There’s a few lessons here for anyone creating product or service concepts. One is that slow hunches are slow and take time to evolve. Two, sometimes technology needs to catch up to ideas. Three, nurturing company environments like Odeo help these concepts take shape.
Four, obviously Twitter is a very emergent concept and less goal-oriented than even many startups would attempt; it feels more like a demo you’d see on a Labs page, except it just wouldn’t work on a Labs page. And it’s different than how we usually create concepts that require making money; the New York Times profile states, They freely acknowledged that they had no idea how people would use it or how it would make money. But they thought it had potential…
After studying concept design for a while, I’ve come to the conclusion that the single best thing designers can do to come up with better concepts is to do more of them. Generating more options increases the chances we’ll find better ideas.
With that in mind, I perked up while reading What Is I.B.M.’s Watson?, part of the NY Times’s series on artificial intelligence, which incorporates a similar process as great designers I’ve seen…

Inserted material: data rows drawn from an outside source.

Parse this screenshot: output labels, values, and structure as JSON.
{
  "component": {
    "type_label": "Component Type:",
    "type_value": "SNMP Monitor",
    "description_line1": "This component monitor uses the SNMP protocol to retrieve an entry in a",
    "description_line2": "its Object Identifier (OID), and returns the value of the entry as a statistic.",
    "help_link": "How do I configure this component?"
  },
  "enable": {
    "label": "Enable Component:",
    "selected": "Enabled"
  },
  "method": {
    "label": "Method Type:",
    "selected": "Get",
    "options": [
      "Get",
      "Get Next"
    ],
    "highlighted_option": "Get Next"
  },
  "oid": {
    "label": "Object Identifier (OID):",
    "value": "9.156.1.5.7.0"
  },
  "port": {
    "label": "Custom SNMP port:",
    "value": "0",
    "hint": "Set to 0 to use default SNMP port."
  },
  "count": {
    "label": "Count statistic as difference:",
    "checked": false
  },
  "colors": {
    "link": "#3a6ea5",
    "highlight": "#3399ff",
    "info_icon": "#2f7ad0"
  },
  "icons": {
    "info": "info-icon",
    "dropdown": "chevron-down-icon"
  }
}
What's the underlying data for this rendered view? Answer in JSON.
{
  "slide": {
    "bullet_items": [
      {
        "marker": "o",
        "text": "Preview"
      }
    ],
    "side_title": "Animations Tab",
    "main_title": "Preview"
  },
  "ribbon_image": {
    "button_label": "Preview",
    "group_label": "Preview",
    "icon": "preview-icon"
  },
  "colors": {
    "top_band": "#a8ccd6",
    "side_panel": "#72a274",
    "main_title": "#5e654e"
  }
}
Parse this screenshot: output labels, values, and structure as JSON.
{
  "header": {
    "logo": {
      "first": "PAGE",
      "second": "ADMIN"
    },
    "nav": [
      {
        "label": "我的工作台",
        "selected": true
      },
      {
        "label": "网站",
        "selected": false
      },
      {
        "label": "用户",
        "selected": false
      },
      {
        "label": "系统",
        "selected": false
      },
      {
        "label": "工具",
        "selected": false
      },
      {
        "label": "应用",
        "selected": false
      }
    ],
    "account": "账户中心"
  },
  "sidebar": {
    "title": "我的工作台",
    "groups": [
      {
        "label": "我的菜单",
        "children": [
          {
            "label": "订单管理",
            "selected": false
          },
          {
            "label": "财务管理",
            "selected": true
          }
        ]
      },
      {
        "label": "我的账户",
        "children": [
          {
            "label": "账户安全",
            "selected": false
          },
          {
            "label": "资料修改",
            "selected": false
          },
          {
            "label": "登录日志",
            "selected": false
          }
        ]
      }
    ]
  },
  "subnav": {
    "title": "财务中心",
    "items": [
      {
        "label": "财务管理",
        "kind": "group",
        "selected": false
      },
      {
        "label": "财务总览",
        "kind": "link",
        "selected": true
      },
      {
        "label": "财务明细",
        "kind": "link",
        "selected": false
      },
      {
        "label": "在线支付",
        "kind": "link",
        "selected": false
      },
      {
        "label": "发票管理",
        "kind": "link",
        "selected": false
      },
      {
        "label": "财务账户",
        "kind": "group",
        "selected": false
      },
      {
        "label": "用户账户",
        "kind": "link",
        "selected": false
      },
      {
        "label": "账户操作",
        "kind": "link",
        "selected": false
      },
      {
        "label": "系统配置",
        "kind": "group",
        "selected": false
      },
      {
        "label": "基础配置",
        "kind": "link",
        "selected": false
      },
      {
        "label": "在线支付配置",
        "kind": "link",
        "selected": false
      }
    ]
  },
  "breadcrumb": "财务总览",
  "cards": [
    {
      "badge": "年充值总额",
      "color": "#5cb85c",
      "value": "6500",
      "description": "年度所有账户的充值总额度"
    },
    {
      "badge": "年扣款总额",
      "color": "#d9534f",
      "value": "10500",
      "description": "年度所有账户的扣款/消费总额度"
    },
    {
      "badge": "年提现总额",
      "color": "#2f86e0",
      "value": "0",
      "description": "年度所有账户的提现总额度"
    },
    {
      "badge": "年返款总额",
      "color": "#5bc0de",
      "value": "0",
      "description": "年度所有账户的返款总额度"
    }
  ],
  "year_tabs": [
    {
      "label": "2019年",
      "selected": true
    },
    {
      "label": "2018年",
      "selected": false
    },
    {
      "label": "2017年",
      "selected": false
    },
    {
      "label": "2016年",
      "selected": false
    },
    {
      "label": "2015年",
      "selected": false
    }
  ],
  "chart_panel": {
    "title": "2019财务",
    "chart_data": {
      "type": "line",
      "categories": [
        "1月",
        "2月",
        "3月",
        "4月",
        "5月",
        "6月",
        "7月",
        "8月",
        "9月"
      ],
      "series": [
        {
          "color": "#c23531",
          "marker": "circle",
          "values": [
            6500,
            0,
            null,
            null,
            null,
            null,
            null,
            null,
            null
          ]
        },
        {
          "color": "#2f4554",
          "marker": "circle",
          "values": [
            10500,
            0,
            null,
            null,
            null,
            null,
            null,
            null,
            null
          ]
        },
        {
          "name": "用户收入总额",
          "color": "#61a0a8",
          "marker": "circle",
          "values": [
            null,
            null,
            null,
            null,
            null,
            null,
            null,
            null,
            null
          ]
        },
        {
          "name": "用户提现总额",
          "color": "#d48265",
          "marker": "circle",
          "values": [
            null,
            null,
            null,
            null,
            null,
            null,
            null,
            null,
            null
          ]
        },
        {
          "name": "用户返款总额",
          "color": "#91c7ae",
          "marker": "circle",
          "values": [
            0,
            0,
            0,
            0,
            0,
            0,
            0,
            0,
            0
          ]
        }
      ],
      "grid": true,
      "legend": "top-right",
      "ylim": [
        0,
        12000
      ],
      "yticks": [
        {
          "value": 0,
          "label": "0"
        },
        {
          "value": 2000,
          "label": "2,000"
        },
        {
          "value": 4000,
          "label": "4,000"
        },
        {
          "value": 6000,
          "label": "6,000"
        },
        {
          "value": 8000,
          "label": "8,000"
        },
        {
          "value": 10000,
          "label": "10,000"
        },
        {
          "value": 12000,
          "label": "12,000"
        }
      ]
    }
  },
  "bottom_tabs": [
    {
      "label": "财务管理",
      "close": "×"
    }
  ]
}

Watson’s speed allows it to try thousands of ways of simultaneously tackling a “Jeopardy!” clue. Most question-answering systems rely on a handful of algorithms, but Ferrucci decided this was why those systems do not work very well: no single algorithm can simulate the human ability to parse language and facts. Instead, Watson uses more than a hundred algorithms at the same time to analyze a question in different ways, generating hundreds of possible solutions. Another set of algorithms ranks these answers according to plausibility; for example, if dozens of algorithms working in different directions all arrive at the same answer, it’s more likely to be the right one. In essence, Watson thinks in probabilities. It produces not one single “right” answer, but an enormous number of possibilities, then ranks them by assessing how likely each one is to answer the question.
Of all the images to come out of the iPad announcement, the one struck me the most was less about the device and more about the experience of it:
Lying back on the sofa — isn’t that a nice way to be?
And sitting or lying on the sofa with a 9.7 inch screen means we’ll typically hold this about 2 feet (.6 meter) away from our eyes, versus 1 foot with an iPhone, which means you can rest it on your lap. While some may buy the dock, putting the iPad on a surface means having to uncomfortably lean over it. I think lounging will be much more common. We can do this with a laptop, but the separation of output (display) and input (keyboard and trackpad) is disjointed in comparison. And the iPad will be a little awkward and heavy to hold aloft like a phone.
Consequently the mood while interacting with an iPad may be more relaxed. The interaction has the potential to be more passive, though not necessarily. We’ll make bigger gestures and pivot at the elbow and shoulder rather than the wrist. We’ll scroll/size less than on a phone, using more eye movement to scan the screen. And while Apple has had to succumb to menus to make more functions available, we have the potential for powerful new forms of direct manipulation.
As a designer I’m tempted to display more, denser visual content at one time that a person can sit back and absorb, and offer control with fewer, grander gestures.
Given the physical similarity, it’s tempting to look at the iPad and call it a big iPhone. But I think the posture we adopt and interaction with the device will make it an experience unlike a phone or a laptop.
Aside: how long until someone designs a lounge chair specifically for optimal iPad use?!